For how can we show how absurd it is that we see that some men after their first enthusiasm of renunciation in which they forsook their estates and vast wealth and the service of the world, and betook themselves to the monasteries, are still earnestly devoted to those things which cannot altogether be cut off, and which we cannot do without in this state of life, even though they are small and trifling things; so that in their case the anxiety about these trifles is greater than their love of all their property. And it certainly will not profit them much that they have disregarded greater riches and property, if they have only transferred their affections (on account of which they were to make light of them) to small and trifling things. For the sin of covetousness and avarice of which they cannot be guilty in the matter of really valuable things, they retain with regard to commoner matters, and so show that they have not got rid of their former greed but only changed its object.
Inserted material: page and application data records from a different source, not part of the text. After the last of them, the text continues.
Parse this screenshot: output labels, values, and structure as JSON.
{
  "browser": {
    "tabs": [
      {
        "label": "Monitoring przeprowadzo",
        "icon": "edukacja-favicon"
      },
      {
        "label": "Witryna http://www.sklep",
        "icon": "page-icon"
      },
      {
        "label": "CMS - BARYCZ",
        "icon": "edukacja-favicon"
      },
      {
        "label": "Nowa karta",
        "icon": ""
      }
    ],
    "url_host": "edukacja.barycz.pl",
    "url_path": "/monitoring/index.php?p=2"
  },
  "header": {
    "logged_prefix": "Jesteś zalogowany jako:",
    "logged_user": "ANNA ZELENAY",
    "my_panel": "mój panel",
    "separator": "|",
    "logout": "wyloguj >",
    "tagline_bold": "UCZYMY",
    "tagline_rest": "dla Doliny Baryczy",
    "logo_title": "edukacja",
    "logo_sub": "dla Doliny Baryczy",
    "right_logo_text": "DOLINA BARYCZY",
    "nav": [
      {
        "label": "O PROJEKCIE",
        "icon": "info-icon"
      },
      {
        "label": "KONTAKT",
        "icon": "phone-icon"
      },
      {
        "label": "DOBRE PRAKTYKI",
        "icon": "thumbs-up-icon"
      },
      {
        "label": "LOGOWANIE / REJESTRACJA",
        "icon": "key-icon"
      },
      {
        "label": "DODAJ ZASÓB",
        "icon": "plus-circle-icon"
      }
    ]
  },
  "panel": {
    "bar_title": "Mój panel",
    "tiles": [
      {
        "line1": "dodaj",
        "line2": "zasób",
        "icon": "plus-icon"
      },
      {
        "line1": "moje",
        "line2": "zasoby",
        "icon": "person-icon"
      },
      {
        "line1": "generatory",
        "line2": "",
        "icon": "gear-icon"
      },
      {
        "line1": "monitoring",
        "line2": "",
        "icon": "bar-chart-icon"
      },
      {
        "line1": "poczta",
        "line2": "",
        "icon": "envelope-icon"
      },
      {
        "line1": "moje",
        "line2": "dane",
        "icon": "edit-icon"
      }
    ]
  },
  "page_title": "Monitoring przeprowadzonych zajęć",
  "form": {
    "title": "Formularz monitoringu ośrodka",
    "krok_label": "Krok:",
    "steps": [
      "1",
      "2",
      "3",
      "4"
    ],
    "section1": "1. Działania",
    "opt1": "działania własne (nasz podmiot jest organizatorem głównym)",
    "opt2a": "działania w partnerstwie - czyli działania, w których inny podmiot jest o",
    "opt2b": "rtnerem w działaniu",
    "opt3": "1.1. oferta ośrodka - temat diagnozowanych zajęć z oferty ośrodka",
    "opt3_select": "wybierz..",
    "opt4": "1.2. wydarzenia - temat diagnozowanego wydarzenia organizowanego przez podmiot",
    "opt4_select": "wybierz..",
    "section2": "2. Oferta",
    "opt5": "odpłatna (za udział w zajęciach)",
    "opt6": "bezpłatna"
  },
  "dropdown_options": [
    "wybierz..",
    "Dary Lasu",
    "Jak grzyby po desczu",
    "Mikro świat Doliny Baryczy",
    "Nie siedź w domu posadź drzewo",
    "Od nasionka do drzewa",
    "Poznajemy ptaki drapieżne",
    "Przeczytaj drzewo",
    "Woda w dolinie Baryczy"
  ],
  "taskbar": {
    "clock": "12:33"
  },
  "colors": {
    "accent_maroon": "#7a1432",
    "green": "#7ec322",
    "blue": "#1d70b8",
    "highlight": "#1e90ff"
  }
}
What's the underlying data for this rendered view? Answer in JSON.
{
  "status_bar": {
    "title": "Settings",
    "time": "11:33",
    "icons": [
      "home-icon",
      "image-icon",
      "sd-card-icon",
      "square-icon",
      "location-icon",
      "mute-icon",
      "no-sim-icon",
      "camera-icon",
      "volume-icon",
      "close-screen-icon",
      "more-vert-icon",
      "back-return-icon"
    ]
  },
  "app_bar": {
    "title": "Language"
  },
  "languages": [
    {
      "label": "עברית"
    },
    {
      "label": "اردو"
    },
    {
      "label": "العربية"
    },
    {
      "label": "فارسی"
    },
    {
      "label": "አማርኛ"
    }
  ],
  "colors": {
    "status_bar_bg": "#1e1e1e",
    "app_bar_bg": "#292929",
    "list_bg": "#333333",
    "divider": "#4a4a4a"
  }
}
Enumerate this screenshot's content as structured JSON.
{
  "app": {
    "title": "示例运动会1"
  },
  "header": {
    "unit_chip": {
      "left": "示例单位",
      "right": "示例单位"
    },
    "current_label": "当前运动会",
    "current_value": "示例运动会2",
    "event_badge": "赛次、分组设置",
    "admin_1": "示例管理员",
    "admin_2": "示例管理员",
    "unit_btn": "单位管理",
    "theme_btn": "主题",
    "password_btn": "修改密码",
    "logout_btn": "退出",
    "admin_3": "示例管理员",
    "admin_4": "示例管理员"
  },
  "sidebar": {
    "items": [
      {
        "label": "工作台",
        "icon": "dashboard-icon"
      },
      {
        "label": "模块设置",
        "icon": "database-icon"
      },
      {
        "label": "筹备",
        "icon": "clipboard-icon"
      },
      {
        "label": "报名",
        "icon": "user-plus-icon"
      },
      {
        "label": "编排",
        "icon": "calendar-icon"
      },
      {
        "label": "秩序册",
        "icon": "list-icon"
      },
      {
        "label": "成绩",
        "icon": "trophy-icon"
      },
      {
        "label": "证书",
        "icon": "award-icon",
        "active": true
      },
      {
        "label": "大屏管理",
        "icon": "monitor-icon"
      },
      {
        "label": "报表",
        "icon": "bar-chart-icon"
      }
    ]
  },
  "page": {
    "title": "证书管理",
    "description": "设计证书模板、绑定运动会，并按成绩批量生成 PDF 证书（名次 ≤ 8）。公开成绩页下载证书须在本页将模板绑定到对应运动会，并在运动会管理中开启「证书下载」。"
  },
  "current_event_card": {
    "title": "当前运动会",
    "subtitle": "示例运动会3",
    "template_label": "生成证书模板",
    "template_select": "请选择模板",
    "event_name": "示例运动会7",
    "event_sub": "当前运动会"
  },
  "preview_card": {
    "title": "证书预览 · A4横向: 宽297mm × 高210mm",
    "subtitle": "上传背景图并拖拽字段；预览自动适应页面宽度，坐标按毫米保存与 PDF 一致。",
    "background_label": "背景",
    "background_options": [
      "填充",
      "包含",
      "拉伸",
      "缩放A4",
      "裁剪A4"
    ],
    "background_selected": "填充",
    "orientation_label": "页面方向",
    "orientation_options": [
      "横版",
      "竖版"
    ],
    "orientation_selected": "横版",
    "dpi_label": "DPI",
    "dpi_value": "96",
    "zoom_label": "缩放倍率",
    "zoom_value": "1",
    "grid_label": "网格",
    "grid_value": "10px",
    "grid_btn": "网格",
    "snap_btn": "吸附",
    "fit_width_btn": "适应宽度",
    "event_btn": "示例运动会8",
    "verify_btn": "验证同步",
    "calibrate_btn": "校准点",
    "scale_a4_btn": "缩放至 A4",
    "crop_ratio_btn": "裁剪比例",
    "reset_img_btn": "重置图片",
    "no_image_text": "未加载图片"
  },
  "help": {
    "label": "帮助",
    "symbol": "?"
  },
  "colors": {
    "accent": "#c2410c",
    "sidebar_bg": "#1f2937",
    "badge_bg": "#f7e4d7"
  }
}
For if they are too careful about their mats, baskets, blankets, books, and other trifles such as these, the same passion holds them captive as before. And they actually guard and defend their rights over them so jealously as to get angry with theirbrethren about them, and, what is worse, they are not ashamed to quarrel over them. And being still troubled by the bad effects of their former covetousness, they are not content to possess those things which the needs and requirements of the body compel a monk to have, according to the common number and measure, but here too they show the greediness of their heart, as they try to have those things which they are obliged to use, better got up than the others; or, exceeding all due bounds, keep as their special and peculiar property and guard from the touch of others that which ought to belong to all the brethren alike. As if the difference of metals, and not the passion of covetousness was what mattered; and as if it was wrong to be angry about big things, while one might innocently be about trifling matters: and as if we had not given up all our precious things just in order that we might learn more readily to think nothing about trifles! For what difference does it make whether one gives way to covetousness in the matter of large and splendid things, or in the matter of the merest trifles, except that we ought to think a man so far worse if he has made light of great things and then is a slave to little things? And so that sort of renunciation of the world does not attain perfection of heart, because though it ranks as poverty it still keeps the mind of wealth.